Now that we've found a good match, let's outline where we found it in the haystack image. We can do that using OpenCV's
cv.rectangle(haystack_img, top_left, bottom_right, color=(0, 255, 0), thickness=2, lineType=cv.LINE_4)
rectangle() the first parameter is the image to draw on, second is the top left corner of the rectangle to draw, then the bottom right corner of the rectangle. The fourth parameter is the color of the rectangle in BGR format. Next is the thickness of the lines in pixels.
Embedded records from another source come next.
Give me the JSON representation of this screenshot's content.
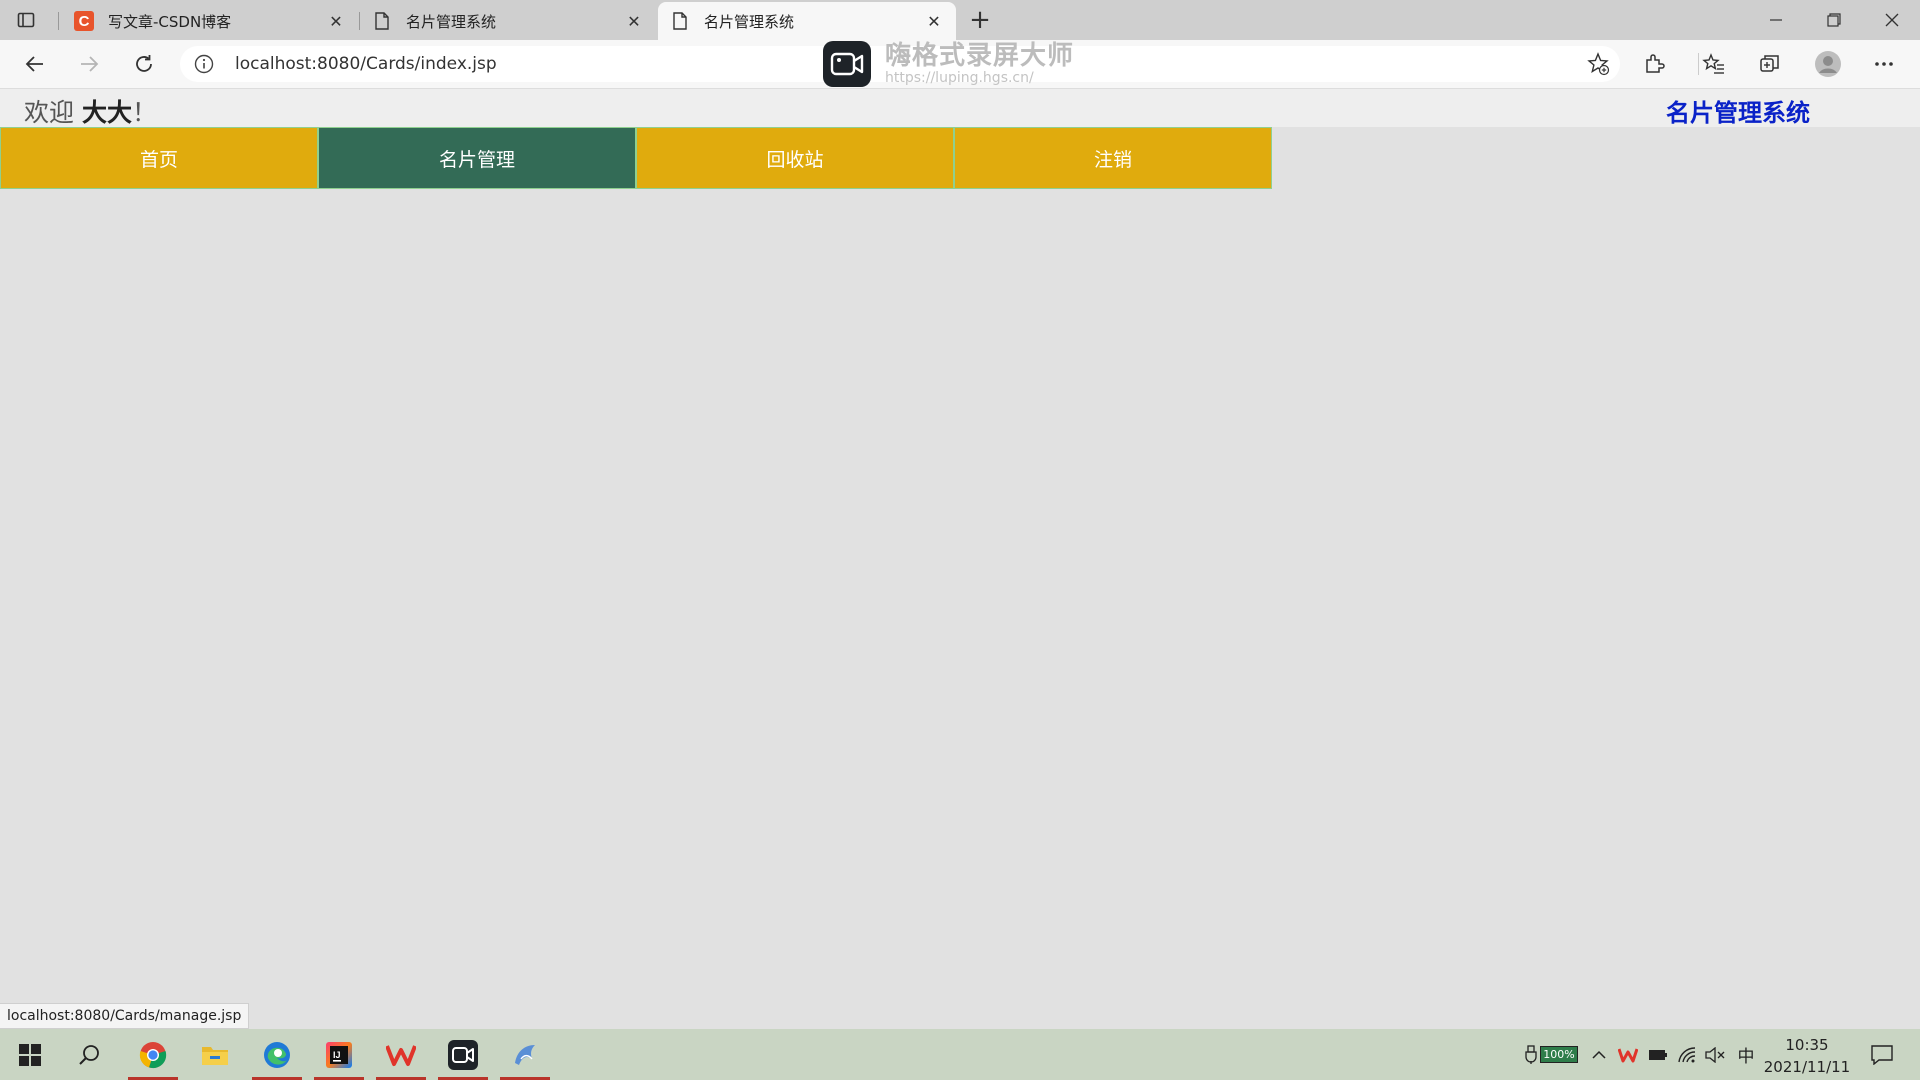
{
  "browser": {
    "tabs": [
      {
        "title": "写文章-CSDN博客",
        "icon": "csdn-icon",
        "active": false
      },
      {
        "title": "名片管理系统",
        "icon": "page-icon",
        "active": false
      },
      {
        "title": "名片管理系统",
        "icon": "page-icon",
        "active": true
      }
    ],
    "url": "localhost:8080/Cards/index.jsp"
  },
  "watermark": {
    "title": "嗨格式录屏大师",
    "url": "https://luping.hgs.cn/"
  },
  "page": {
    "welcome_prefix": "欢迎",
    "user": "大大",
    "welcome_suffix": "！",
    "system_title": "名片管理系统",
    "menu": [
      {
        "label": "首页",
        "active": false
      },
      {
        "label": "名片管理",
        "active": true
      },
      {
        "label": "回收站",
        "active": false
      },
      {
        "label": "注销",
        "active": false
      }
    ],
    "status_url": "localhost:8080/Cards/manage.jsp"
  },
  "taskbar": {
    "battery": "100%",
    "ime": "中",
    "time": "10:35",
    "date": "2021/11/11"
  },
  "colors": {
    "menu_item": "#e0ab0d",
    "menu_item_active": "#336b56",
    "system_title": "#0a22c8",
    "csdn_brand": "#e8542b"
  }
}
And finally we choose a line type, where
LINE_4 will be a outline of a rectangle like we want.
Now we just need to assign
top_left the value of
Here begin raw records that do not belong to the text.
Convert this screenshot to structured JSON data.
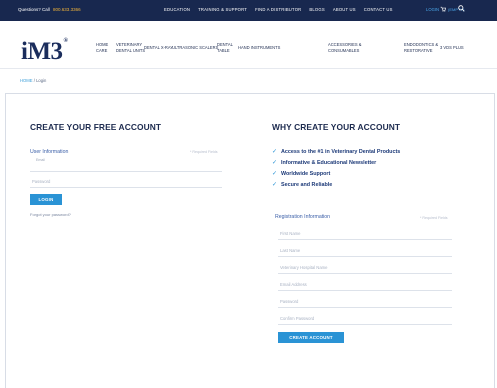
{
  "topbar": {
    "question": "Questions? Call",
    "phone": "800.633.3366",
    "nav": [
      "EDUCATION",
      "TRAINING & SUPPORT",
      "FIND A DISTRIBUTOR",
      "BLOGS",
      "ABOUT US",
      "CONTACT US"
    ],
    "login": "LOGIN",
    "cart": "CART",
    "cart_state": "(EMPTY)"
  },
  "logo": {
    "text": "iM3",
    "reg": "®"
  },
  "mainnav": [
    {
      "line1": "HOME",
      "line2": "CARE"
    },
    {
      "line1": "VETERINARY",
      "line2": "DENTAL UNITS"
    },
    {
      "line1": "DENTAL X-RAY",
      "line2": ""
    },
    {
      "line1": "ULTRASONIC SCALERS",
      "line2": ""
    },
    {
      "line1": "DENTAL",
      "line2": "TABLE"
    },
    {
      "line1": "HAND INSTRUMENTS",
      "line2": ""
    },
    {
      "line1": "ACCESSORIES &",
      "line2": "CONSUMABLES"
    },
    {
      "line1": "ENDODONTICS &",
      "line2": "RESTORATIVE"
    },
    {
      "line1": "3 VDS PLUS",
      "line2": ""
    }
  ],
  "breadcrumb": {
    "home": "HOME",
    "sep": "/",
    "current": "Login"
  },
  "left": {
    "title": "CREATE YOUR FREE ACCOUNT",
    "section": "User Information",
    "required": "* Required Fields",
    "user_label": "Email",
    "pass_placeholder": "Password",
    "login_button": "LOGIN",
    "forgot": "Forgot your password?"
  },
  "right": {
    "title": "WHY CREATE YOUR ACCOUNT",
    "benefits": [
      "Access to the #1 in Veterinary Dental Products",
      "Informative & Educational Newsletter",
      "Worldwide Support",
      "Secure and Reliable"
    ],
    "section": "Registration Information",
    "required": "* Required Fields",
    "fields": [
      "First Name",
      "Last Name",
      "Veterinary Hospital Name",
      "Email Address",
      "Password",
      "Confirm Password"
    ],
    "create_button": "CREATE ACCOUNT"
  },
  "colors": {
    "navy": "#18284f",
    "accent": "#2a93d5",
    "link": "#3b9ed9"
  }
}
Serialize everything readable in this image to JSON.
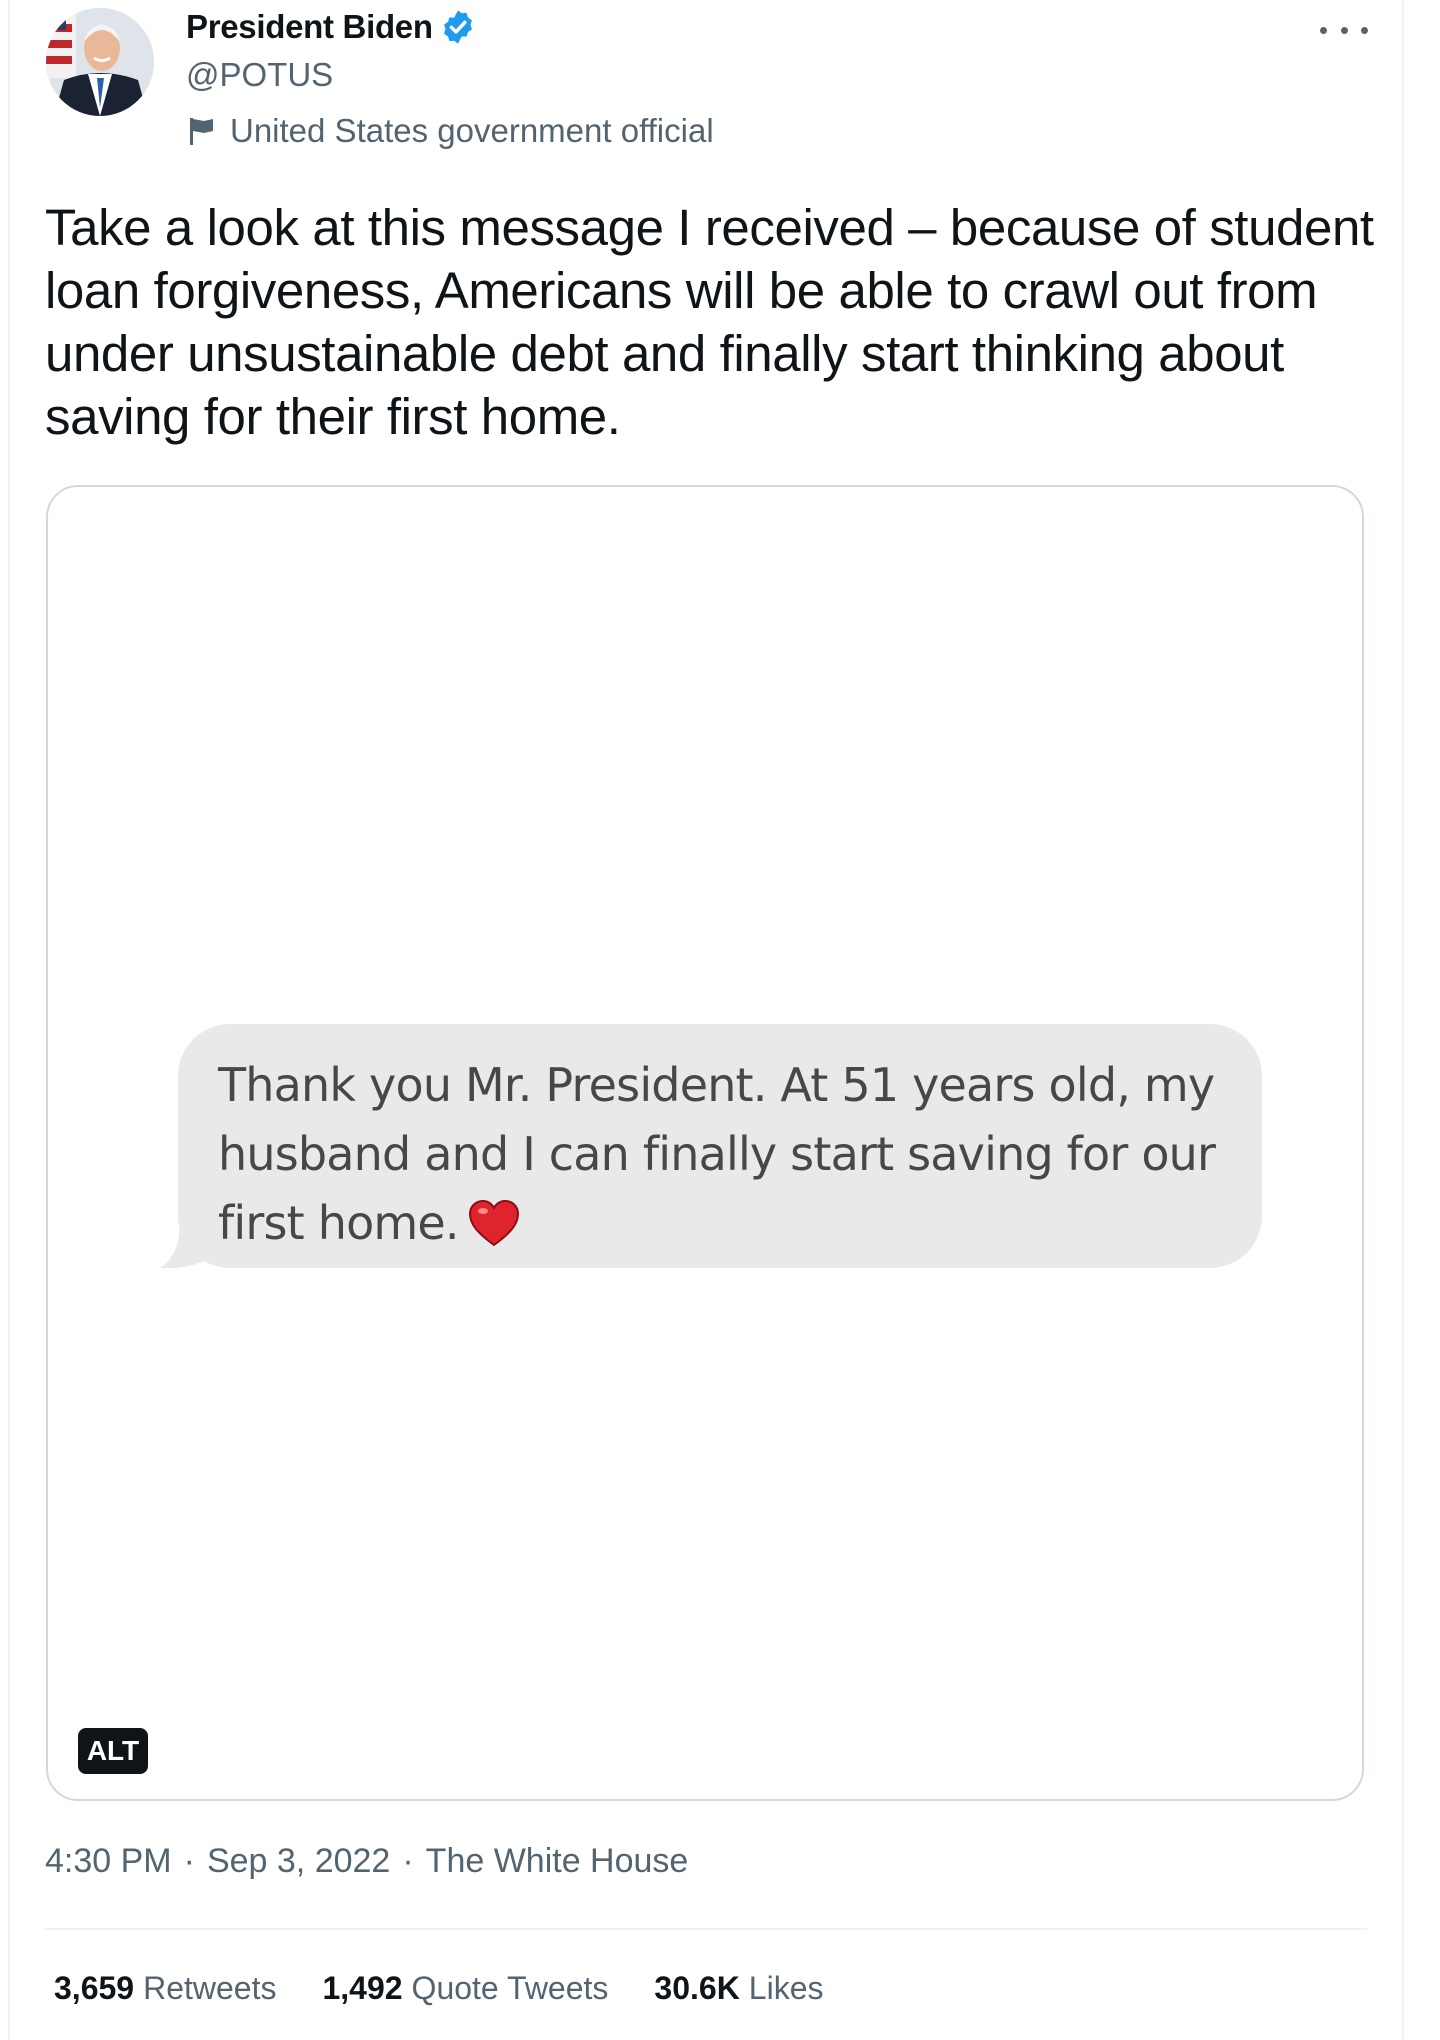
{
  "author": {
    "display_name": "President Biden",
    "handle": "@POTUS",
    "label": "United States government official",
    "verified": true
  },
  "tweet": {
    "text": "Take a look at this message I received – because of student loan forgiveness, Americans will be able to crawl out from under unsustainable debt and finally start thinking about saving for their first home."
  },
  "media": {
    "message_text": "Thank you Mr. President. At 51 years old, my husband and I can finally start saving for our first home.",
    "alt_badge": "ALT"
  },
  "meta": {
    "time": "4:30 PM",
    "date": "Sep 3, 2022",
    "source": "The White House",
    "separator": "·"
  },
  "stats": [
    {
      "count": "3,659",
      "label": "Retweets"
    },
    {
      "count": "1,492",
      "label": "Quote Tweets"
    },
    {
      "count": "30.6K",
      "label": "Likes"
    }
  ],
  "colors": {
    "verified_blue": "#1d9bf0",
    "text_primary": "#0f1419",
    "text_secondary": "#536471",
    "bubble_gray": "#e9e9eb",
    "heart_red": "#e0242e"
  },
  "icons": {
    "more": "more-horizontal-icon",
    "verified": "verified-badge-icon",
    "label": "flag-icon",
    "emoji": "red-heart-emoji"
  }
}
max_loc, and calculate the bottom right using the size of the needle image. With OpenCV images, you can get the dimensions via the shape property.
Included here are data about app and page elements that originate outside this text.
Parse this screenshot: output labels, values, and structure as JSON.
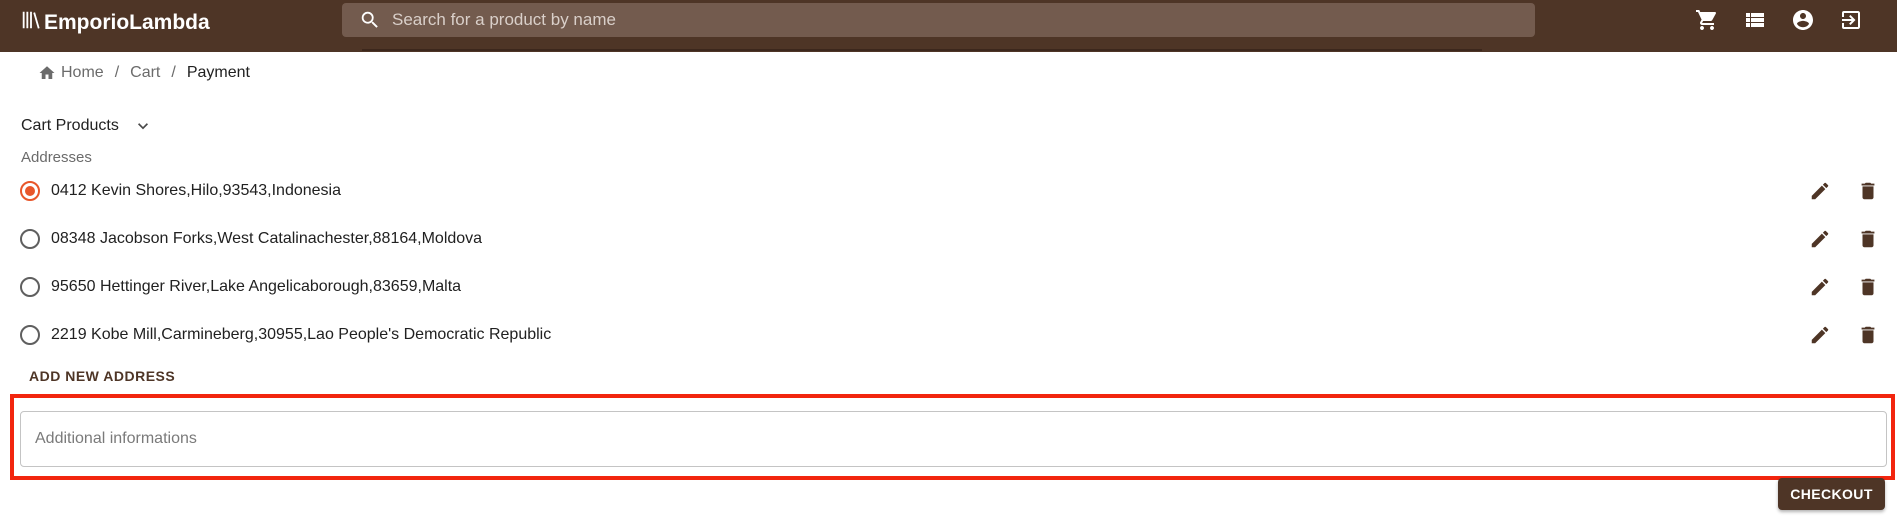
{
  "app": {
    "brand": "EmporioLambda",
    "search_placeholder": "Search for a product by name",
    "icons": [
      "cart-icon",
      "list-icon",
      "account-circle-icon",
      "logout-icon"
    ]
  },
  "breadcrumb": {
    "home": "Home",
    "cart": "Cart",
    "current": "Payment",
    "separator": "/"
  },
  "cart_products": {
    "label": "Cart Products"
  },
  "addresses": {
    "label": "Addresses",
    "items": [
      {
        "text": "0412 Kevin Shores,Hilo,93543,Indonesia",
        "selected": true
      },
      {
        "text": "08348 Jacobson Forks,West Catalinachester,88164,Moldova",
        "selected": false
      },
      {
        "text": "95650 Hettinger River,Lake Angelicaborough,83659,Malta",
        "selected": false
      },
      {
        "text": "2219 Kobe Mill,Carmineberg,30955,Lao People's Democratic Republic",
        "selected": false
      }
    ],
    "add_label": "ADD NEW ADDRESS"
  },
  "additional_info": {
    "placeholder": "Additional informations",
    "value": ""
  },
  "checkout": {
    "label": "CHECKOUT"
  },
  "colors": {
    "primary": "#4e3526",
    "search_bg": "#735b4e",
    "accent": "#e8562a",
    "highlight": "#f2250e"
  }
}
needle_w = needle_img.shape needle_h = needle_img.shape top_left = max_loc bottom_right = (top_left + needle_w, top_left + needle_h)
Finally we can output our final result.
cv.imshow('Result', haystack_img) cv.waitKey() cv.imwrite('result.jpg', haystack_img)
imwrite() to save our output image to a file. And here it is:
From here there's tons of directions you could go with OpenCV. Hopefully this tutorial has given you a good start. I'm going to keep making more OpenCV tutorials, so let me know if there's something specific you'd like me to cover!
Here's what the complete code looks like:
import cv2 as cv import numpy as np import os # Change the working directory to the folder this script is in. # Doing this because I'll be putting the files from each video in their own folder on GitHub os.chdir(os.path.dirname(os.path.abspath(__file__))) # Can use IMREAD flags to do different pre-processing of image files, # like making them grayscale or reducing the size. # https://docs.opencv.org/4.2.0/d4/da8/group__imgcodecs.html haystack_img = cv.imread('albion_farm.jpg', cv.IMREAD_UNCHANGED) needle_img = cv.imread('albion_cabbage.jpg', cv.IMREAD_UNCHANGED) # There are 6 comparison methods to choose from: # TM_CCOEFF, TM_CCOEFF_NORMED, TM_CCORR, TM_CCORR_NORMED, TM_SQDIFF, TM_SQDIFF_NORMED # You can see the differences at a glance here: # https://docs.opencv.org/master/d4/dc6/tutorial_py_template_matching.html # Note that the values are inverted for TM_SQDIFF and TM_SQDIFF_NORMED result = cv.matchTemplate(haystack_img, needle_img, cv.TM_CCOEFF_NORMED) # You can view the result of matchTemplate() like this: #cv.imshow('Result', result) #cv.waitKey() # If you want to save this result to a file, you'll need to normalize the result array # from 0..1 to 0..255, see: # https://stackoverflow.com/questions/35719480/opencv-black-image-after-matchtemplate #cv.imwrite('result_CCOEFF_NORMED.jpg', result * 255) # Get the best match position from the match result. min_val, max_val, min_loc, max_loc = cv.minMaxLoc(result) # The max location will contain the upper left corner pixel position for the area # that most closely matches our needle image. The max value gives an indication # of how similar that find is to the original needle, where 1 is perfect and -1 # is exact opposite. print('Best match top left position: %s' % str(max_loc)) print('Best match confidence: %s' % max_val) # If the best match value is greater than 0.8, we'll trust that we found a match threshold = 0.8 if max_val >= threshold: print('Found needle.') # Get the size of the needle image. With OpenCV images, you can get the dimensions # via the shape property. It returns a tuple of the number of rows, columns, and # channels (if the image is color): needle_w = needle_img.shape needle_h = needle_img.shape # Calculate the bottom right corner of the rectangle to draw top_left = max_loc bottom_right = (top_left + needle_w, top_left + needle_h) # Draw a rectangle on our screenshot to highlight where we found the needle. # The line color can be set as an RGB tuple cv.rectangle(haystack_img, top_left, bottom_right, color=(0, 255, 0), thickness=2, lineType=cv.LINE_4) # You can view the processed screenshot like this: #cv.imshow('Result', haystack_img) #cv.waitKey() # Or you can save the results to a file. # imwrite() will smartly format our output image based on the extension we give it # https://docs.opencv.org/3.4/d4/da8/group__imgcodecs.html#gabbc7ef1aa2edfaa87772f1202d67e0ce cv.imwrite('result.jpg', haystack_img) else: print('Needle not found.')